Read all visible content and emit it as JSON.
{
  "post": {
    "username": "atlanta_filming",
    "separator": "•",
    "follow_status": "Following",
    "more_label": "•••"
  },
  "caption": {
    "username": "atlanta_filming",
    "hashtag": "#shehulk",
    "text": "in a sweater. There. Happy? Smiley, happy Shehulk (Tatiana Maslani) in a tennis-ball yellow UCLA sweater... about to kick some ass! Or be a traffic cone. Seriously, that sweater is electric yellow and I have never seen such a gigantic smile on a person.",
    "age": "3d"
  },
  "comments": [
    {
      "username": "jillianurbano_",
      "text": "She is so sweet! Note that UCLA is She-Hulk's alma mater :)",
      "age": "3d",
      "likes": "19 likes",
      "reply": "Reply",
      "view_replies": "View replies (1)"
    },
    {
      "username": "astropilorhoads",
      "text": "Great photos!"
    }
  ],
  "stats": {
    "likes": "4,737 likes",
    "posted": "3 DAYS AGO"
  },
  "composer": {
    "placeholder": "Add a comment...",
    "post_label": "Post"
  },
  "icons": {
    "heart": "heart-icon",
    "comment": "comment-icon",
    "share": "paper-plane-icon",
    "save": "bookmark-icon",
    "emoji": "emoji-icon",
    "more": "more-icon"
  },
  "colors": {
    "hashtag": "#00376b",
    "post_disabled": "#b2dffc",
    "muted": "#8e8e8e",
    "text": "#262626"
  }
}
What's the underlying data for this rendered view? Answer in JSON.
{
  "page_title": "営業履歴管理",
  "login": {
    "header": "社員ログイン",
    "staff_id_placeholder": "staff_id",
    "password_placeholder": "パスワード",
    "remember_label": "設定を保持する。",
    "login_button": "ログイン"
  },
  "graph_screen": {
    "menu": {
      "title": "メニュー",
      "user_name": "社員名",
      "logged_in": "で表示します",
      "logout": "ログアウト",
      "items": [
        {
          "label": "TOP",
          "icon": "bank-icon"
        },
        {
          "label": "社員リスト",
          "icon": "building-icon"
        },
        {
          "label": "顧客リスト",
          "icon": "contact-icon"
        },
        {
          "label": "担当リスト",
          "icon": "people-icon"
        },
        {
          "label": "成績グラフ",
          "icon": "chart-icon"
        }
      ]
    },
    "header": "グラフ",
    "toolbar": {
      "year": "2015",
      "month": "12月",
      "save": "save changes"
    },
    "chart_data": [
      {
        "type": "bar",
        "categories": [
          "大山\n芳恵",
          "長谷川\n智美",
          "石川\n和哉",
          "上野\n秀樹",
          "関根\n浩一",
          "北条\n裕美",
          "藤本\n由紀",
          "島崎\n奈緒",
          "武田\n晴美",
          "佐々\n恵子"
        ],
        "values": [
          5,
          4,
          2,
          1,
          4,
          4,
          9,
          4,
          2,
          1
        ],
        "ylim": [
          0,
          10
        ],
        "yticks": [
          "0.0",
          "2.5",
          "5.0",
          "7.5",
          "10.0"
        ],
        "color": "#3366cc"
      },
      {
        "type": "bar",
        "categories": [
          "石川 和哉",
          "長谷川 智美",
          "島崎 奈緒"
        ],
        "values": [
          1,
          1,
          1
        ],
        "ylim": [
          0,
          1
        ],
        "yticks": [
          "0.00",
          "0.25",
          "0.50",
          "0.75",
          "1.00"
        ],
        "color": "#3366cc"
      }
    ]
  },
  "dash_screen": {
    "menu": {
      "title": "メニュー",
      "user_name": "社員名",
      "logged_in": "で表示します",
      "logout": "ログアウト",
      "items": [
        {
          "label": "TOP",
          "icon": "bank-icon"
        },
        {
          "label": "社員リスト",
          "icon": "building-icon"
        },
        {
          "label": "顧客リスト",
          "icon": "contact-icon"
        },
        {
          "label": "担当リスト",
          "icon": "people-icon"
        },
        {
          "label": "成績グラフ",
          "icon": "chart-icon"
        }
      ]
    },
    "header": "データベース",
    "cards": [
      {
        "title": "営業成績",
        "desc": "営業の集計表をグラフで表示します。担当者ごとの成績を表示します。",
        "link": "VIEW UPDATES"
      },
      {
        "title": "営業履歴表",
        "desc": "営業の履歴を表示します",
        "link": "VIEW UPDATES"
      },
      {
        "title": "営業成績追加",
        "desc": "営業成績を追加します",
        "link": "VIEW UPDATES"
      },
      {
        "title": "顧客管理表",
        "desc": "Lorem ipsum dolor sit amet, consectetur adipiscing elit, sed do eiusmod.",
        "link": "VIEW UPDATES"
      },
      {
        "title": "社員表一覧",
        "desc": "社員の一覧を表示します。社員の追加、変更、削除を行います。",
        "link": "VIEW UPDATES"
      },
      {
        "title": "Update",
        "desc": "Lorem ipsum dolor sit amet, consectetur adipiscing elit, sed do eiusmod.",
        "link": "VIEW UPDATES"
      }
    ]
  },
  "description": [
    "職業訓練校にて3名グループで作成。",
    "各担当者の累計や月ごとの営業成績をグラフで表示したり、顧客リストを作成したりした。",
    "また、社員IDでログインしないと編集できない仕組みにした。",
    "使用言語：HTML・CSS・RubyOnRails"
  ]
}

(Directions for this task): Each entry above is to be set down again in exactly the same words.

(Solution to the problem):
Read all visible content and emit it as JSON.
{
  "post": {
    "username": "atlanta_filming",
    "separator": "•",
    "follow_status": "Following",
    "more_label": "•••"
  },
  "caption": {
    "username": "atlanta_filming",
    "hashtag": "#shehulk",
    "text": "in a sweater. There. Happy? Smiley, happy Shehulk (Tatiana Maslani) in a tennis-ball yellow UCLA sweater... about to kick some ass! Or be a traffic cone. Seriously, that sweater is electric yellow and I have never seen such a gigantic smile on a person.",
    "age": "3d"
  },
  "comments": [
    {
      "username": "jillianurbano_",
      "text": "She is so sweet! Note that UCLA is She-Hulk's alma mater :)",
      "age": "3d",
      "likes": "19 likes",
      "reply": "Reply",
      "view_replies": "View replies (1)"
    },
    {
      "username": "astropilorhoads",
      "text": "Great photos!"
    }
  ],
  "stats": {
    "likes": "4,737 likes",
    "posted": "3 DAYS AGO"
  },
  "composer": {
    "placeholder": "Add a comment...",
    "post_label": "Post"
  },
  "icons": {
    "heart": "heart-icon",
    "comment": "comment-icon",
    "share": "paper-plane-icon",
    "save": "bookmark-icon",
    "emoji": "emoji-icon",
    "more": "more-icon"
  },
  "colors": {
    "hashtag": "#00376b",
    "post_disabled": "#b2dffc",
    "muted": "#8e8e8e",
    "text": "#262626"
  }
}
What's the underlying data for this rendered view? Answer in JSON.
{
  "page_title": "営業履歴管理",
  "login": {
    "header": "社員ログイン",
    "staff_id_placeholder": "staff_id",
    "password_placeholder": "パスワード",
    "remember_label": "設定を保持する。",
    "login_button": "ログイン"
  },
  "graph_screen": {
    "menu": {
      "title": "メニュー",
      "user_name": "社員名",
      "logged_in": "で表示します",
      "logout": "ログアウト",
      "items": [
        {
          "label": "TOP",
          "icon": "bank-icon"
        },
        {
          "label": "社員リスト",
          "icon": "building-icon"
        },
        {
          "label": "顧客リスト",
          "icon": "contact-icon"
        },
        {
          "label": "担当リスト",
          "icon": "people-icon"
        },
        {
          "label": "成績グラフ",
          "icon": "chart-icon"
        }
      ]
    },
    "header": "グラフ",
    "toolbar": {
      "year": "2015",
      "month": "12月",
      "save": "save changes"
    },
    "chart_data": [
      {
        "type": "bar",
        "categories": [
          "大山\n芳恵",
          "長谷川\n智美",
          "石川\n和哉",
          "上野\n秀樹",
          "関根\n浩一",
          "北条\n裕美",
          "藤本\n由紀",
          "島崎\n奈緒",
          "武田\n晴美",
          "佐々\n恵子"
        ],
        "values": [
          5,
          4,
          2,
          1,
          4,
          4,
          9,
          4,
          2,
          1
        ],
        "ylim": [
          0,
          10
        ],
        "yticks": [
          "0.0",
          "2.5",
          "5.0",
          "7.5",
          "10.0"
        ],
        "color": "#3366cc"
      },
      {
        "type": "bar",
        "categories": [
          "石川 和哉",
          "長谷川 智美",
          "島崎 奈緒"
        ],
        "values": [
          1,
          1,
          1
        ],
        "ylim": [
          0,
          1
        ],
        "yticks": [
          "0.00",
          "0.25",
          "0.50",
          "0.75",
          "1.00"
        ],
        "color": "#3366cc"
      }
    ]
  },
  "dash_screen": {
    "menu": {
      "title": "メニュー",
      "user_name": "社員名",
      "logged_in": "で表示します",
      "logout": "ログアウト",
      "items": [
        {
          "label": "TOP",
          "icon": "bank-icon"
        },
        {
          "label": "社員リスト",
          "icon": "building-icon"
        },
        {
          "label": "顧客リスト",
          "icon": "contact-icon"
        },
        {
          "label": "担当リスト",
          "icon": "people-icon"
        },
        {
          "label": "成績グラフ",
          "icon": "chart-icon"
        }
      ]
    },
    "header": "データベース",
    "cards": [
      {
        "title": "営業成績",
        "desc": "営業の集計表をグラフで表示します。担当者ごとの成績を表示します。",
        "link": "VIEW UPDATES"
      },
      {
        "title": "営業履歴表",
        "desc": "営業の履歴を表示します",
        "link": "VIEW UPDATES"
      },
      {
        "title": "営業成績追加",
        "desc": "営業成績を追加します",
        "link": "VIEW UPDATES"
      },
      {
        "title": "顧客管理表",
        "desc": "Lorem ipsum dolor sit amet, consectetur adipiscing elit, sed do eiusmod.",
        "link": "VIEW UPDATES"
      },
      {
        "title": "社員表一覧",
        "desc": "社員の一覧を表示します。社員の追加、変更、削除を行います。",
        "link": "VIEW UPDATES"
      },
      {
        "title": "Update",
        "desc": "Lorem ipsum dolor sit amet, consectetur adipiscing elit, sed do eiusmod.",
        "link": "VIEW UPDATES"
      }
    ]
  },
  "description": [
    "職業訓練校にて3名グループで作成。",
    "各担当者の累計や月ごとの営業成績をグラフで表示したり、顧客リストを作成したりした。",
    "また、社員IDでログインしないと編集できない仕組みにした。",
    "使用言語：HTML・CSS・RubyOnRails"
  ]
}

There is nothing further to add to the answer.